> **PROBLEM**
Scan the entries and tally the lines that include the string "cycles". Reply with the figure alone.

--- DATA LISTING ---

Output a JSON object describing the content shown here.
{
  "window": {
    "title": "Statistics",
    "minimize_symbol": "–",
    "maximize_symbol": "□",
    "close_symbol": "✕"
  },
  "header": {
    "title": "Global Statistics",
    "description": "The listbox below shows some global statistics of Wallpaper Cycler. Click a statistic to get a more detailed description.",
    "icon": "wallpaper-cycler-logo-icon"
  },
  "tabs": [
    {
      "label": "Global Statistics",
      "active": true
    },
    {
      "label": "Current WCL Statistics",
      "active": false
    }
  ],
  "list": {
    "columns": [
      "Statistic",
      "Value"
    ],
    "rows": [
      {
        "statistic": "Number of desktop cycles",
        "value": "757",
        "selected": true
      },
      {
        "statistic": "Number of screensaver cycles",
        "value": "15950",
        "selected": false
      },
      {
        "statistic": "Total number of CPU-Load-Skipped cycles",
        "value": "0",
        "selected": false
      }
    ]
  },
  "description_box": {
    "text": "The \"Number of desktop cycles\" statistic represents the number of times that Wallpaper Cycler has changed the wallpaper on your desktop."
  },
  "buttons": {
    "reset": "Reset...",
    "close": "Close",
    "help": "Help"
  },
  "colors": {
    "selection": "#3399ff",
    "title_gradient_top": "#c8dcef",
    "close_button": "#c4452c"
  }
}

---

> **RESPONSE TO THE EXERCISE**
4